Standard Sand had a contract with a developer, but it fell through with the downturn, he said.
Northeast Polk has become the locus for much of the new development, Bohde said.
The Polk County Commission has already approved further expansion of the Ridgewood Lakes development, also stalled during the recession, by Walton Acquisitions FL LLC of Scottsdale, Ariz., he said. Plans call for building 5,971 residential units and 381,388 square feet of commercial space on a site next to the Standard Sand development through 2040.
European investors purchased property from the Posner Park developers in February for a planned townhouse complex, Posner Estates, also sidelined during the recession. It will begin construction this year and eventually build 176 townhouses selling for $250,000 each.
Bohde said developers have told him bank financing has become more available since the downturn. Baxter and Carnes agreed that’s a prime reason fueling the Polk development revival.
“Banks are loosening up the purse strings,” Baxter said. “But they’re very cautious now. You have to show them proof of income to support what you want to do.”
The other major factor fueling the revival is the release of pent-up demand from consumers for new homes and businesses for new facilities, all agreed.
“It’s all a function of demand, and that’s what we’re seeing a lot in the real estate business, especially in a prime location like this. It’s being snatched up,” Carnes said.
Farrell agreed many homeowners have stayed in their existing homes longer that they wanted to, in large part because the recession wiped out the equity in their existing homes. That meant they would have had to take a loss in selling their existing home instead of the more normal practice of using a capital gain to help finance a new home.

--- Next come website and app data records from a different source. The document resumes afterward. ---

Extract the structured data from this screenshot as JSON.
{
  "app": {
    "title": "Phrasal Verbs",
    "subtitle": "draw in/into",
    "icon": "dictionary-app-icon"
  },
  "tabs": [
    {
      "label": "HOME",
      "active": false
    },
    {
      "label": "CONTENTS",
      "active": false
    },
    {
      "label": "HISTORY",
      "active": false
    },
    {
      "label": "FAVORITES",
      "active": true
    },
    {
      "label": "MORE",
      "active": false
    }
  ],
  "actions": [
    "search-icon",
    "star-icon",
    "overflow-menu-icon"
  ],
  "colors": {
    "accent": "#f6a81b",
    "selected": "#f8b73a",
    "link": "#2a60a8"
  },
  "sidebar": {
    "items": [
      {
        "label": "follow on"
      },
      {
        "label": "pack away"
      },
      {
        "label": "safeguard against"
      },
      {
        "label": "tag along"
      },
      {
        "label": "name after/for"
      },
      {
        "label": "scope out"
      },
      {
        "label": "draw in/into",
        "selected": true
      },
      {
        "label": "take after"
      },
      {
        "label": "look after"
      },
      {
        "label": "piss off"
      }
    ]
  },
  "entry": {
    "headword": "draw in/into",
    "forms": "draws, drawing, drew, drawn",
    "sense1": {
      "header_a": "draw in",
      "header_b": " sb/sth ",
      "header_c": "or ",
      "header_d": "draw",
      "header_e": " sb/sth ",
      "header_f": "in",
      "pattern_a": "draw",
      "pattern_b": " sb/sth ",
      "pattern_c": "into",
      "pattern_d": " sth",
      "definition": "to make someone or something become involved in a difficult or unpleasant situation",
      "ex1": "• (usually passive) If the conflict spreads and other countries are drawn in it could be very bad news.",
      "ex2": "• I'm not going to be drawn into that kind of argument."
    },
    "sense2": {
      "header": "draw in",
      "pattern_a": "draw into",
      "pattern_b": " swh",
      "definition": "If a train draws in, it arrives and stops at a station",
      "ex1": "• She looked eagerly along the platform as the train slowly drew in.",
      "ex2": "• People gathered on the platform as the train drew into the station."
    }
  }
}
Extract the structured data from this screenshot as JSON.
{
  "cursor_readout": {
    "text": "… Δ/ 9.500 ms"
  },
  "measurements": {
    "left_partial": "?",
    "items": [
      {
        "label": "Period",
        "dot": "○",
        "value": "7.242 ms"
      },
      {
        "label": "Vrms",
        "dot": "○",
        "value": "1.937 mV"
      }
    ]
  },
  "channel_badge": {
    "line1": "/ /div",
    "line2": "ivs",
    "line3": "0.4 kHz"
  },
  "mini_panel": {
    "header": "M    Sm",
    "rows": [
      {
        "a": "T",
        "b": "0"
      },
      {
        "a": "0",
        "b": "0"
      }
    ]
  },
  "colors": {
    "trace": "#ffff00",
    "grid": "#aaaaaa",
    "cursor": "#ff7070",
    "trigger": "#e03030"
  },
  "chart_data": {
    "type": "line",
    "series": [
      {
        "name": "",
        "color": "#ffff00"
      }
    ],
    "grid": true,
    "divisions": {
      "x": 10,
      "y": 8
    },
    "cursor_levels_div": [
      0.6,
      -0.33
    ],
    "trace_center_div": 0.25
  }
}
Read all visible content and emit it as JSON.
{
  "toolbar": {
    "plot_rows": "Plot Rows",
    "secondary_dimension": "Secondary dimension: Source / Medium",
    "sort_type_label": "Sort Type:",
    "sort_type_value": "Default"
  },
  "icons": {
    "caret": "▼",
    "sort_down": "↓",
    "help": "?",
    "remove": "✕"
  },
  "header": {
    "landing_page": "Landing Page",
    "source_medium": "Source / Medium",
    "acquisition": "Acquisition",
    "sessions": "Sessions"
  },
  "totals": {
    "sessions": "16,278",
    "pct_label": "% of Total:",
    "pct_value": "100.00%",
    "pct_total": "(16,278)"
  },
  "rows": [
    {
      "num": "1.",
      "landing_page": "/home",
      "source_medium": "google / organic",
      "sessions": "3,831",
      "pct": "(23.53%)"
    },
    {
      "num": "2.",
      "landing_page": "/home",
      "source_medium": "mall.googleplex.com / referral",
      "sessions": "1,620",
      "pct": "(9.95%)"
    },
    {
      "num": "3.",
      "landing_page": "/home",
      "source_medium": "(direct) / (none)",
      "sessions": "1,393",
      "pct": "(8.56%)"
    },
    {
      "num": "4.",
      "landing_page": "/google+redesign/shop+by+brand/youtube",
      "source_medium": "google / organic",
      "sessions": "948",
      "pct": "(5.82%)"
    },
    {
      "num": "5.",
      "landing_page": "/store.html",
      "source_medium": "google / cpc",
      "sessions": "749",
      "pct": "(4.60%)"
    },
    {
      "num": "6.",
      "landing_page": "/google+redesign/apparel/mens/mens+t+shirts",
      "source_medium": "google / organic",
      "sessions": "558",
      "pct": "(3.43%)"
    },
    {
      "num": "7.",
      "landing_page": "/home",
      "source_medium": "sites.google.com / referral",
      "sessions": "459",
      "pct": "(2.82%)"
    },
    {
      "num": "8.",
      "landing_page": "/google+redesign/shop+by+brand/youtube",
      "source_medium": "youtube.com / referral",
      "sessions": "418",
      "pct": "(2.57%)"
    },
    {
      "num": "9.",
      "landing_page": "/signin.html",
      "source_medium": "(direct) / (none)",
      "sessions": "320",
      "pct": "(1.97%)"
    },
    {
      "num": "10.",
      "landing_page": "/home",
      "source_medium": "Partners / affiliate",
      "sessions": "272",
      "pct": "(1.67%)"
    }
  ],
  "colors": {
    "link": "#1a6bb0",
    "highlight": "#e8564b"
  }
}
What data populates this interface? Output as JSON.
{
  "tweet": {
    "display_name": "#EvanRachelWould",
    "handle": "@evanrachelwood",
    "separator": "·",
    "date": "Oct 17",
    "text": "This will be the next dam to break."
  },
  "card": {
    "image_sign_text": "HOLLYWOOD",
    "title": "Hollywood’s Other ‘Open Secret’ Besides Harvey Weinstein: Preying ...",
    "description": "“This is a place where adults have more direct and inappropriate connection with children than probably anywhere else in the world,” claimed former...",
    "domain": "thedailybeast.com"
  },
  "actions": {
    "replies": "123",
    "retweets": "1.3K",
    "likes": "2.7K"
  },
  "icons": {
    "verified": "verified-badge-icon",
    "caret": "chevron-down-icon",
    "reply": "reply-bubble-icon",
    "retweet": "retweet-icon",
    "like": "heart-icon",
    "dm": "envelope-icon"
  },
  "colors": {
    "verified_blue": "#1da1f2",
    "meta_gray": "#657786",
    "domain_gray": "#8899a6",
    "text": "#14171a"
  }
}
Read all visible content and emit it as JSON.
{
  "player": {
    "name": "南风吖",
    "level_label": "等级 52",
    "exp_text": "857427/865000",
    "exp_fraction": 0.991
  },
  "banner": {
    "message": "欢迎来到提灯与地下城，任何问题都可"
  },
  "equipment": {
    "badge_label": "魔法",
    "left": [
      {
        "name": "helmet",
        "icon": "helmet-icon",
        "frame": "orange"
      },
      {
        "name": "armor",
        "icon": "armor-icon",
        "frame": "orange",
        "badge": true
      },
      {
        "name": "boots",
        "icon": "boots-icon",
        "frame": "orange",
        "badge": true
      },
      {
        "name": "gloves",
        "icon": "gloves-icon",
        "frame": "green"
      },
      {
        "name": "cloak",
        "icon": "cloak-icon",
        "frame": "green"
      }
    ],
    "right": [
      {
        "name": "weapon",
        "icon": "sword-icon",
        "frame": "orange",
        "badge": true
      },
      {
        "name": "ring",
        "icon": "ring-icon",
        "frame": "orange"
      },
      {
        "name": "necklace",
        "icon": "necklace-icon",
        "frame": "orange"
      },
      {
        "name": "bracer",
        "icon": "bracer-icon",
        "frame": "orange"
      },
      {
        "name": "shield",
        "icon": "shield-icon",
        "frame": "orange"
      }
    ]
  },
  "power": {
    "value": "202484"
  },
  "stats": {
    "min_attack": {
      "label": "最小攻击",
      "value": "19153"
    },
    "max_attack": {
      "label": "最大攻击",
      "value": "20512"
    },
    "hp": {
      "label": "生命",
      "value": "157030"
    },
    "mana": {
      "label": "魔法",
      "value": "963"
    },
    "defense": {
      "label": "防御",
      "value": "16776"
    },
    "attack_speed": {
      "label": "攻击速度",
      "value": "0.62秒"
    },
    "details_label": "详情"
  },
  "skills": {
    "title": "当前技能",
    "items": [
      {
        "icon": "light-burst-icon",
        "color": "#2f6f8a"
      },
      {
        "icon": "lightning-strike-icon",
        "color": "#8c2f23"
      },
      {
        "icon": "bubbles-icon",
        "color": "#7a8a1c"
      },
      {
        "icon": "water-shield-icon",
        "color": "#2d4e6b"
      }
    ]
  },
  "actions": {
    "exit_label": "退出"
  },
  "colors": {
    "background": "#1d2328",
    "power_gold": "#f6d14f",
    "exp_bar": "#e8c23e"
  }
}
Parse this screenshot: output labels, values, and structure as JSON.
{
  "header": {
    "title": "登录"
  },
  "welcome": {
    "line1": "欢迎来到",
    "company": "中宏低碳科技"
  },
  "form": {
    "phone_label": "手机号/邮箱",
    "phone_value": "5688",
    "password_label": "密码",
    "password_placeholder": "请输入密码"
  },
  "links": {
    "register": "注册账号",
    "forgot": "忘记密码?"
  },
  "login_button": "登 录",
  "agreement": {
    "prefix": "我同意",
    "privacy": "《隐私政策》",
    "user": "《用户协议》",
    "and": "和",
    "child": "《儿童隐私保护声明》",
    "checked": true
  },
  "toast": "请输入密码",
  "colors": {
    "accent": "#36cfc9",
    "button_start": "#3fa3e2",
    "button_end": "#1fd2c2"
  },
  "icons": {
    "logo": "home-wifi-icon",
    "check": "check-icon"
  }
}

“A lot of those homeowners have seen their equity return – if not fully, at least to positive equity,” he said. “One recession isn’t going to change our nature to move up. It’s still in our nature to grow and improve.”
Home and business owners have also recovered psychologically from the downturn, Farrell added.
“The collapse is eight years old. It’s drifted from memory,” he said. “There’s the willingness to take risk.”
Mike Hickman of Hickman Homes, a Lakeland homebuilder, agreed.
“We have a rising value market – rising valuation and demand,” he said. “That creates a good lending environment. It’s definitely better and makes more fiscal sense.”
Hickman added he also sees the Northeast Polk area challenging the county’s traditional growth areas in Lakeland and Winter Haven. That’s because the area is drawing people from Orlando and has more available land for construction.
Some demographic projections show Polk’s population increasing to 900,000 people by 2035, he said.
“That’s about a 50 percent increase in 20 years,” Hickman said. “They have to live somewhere.”